TASK TO COMPLETE: Show every line of the data below that includes the word "name".

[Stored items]
• • •
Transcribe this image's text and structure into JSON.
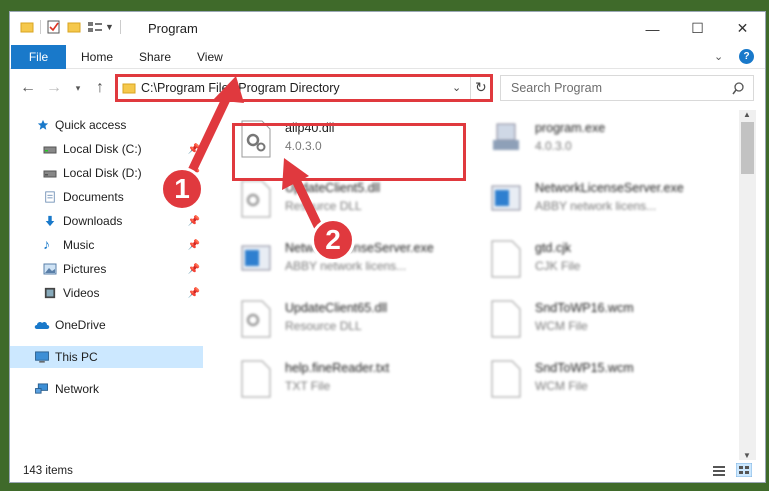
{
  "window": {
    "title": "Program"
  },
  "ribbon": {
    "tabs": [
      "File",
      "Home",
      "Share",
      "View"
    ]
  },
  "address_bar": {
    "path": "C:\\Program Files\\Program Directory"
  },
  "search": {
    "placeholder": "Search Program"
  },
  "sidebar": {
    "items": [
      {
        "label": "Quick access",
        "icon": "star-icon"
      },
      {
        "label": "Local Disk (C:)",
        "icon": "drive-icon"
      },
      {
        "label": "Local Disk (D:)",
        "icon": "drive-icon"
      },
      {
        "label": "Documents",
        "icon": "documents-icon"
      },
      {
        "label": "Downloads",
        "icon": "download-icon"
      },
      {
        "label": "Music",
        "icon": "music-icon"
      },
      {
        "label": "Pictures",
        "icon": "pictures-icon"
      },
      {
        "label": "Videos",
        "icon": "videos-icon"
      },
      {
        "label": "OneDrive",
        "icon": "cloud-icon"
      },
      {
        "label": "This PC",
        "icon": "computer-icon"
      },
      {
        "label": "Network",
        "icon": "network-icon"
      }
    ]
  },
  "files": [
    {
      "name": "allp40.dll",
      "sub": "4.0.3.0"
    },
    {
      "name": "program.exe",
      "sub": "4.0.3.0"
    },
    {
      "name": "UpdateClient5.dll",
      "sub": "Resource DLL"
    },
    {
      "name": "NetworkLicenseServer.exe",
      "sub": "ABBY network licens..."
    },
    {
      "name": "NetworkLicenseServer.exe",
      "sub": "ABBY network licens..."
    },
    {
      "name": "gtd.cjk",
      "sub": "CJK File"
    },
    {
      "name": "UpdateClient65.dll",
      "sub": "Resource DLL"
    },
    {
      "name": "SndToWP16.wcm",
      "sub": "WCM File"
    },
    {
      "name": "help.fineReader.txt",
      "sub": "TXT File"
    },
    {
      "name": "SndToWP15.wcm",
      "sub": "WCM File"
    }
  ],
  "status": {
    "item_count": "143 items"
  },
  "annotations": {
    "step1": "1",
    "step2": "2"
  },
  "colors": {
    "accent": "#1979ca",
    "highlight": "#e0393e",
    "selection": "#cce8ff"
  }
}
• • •
RESULT FOR THIS TASK:
      "name": "allp40.dll",
      "name": "program.exe",
      "name": "UpdateClient5.dll",
      "name": "NetworkLicenseServer.exe",
      "name": "NetworkLicenseServer.exe",
      "name": "gtd.cjk",
      "name": "UpdateClient65.dll",
      "name": "SndToWP16.wcm",
      "name": "help.fineReader.txt",
      "name": "SndToWP15.wcm",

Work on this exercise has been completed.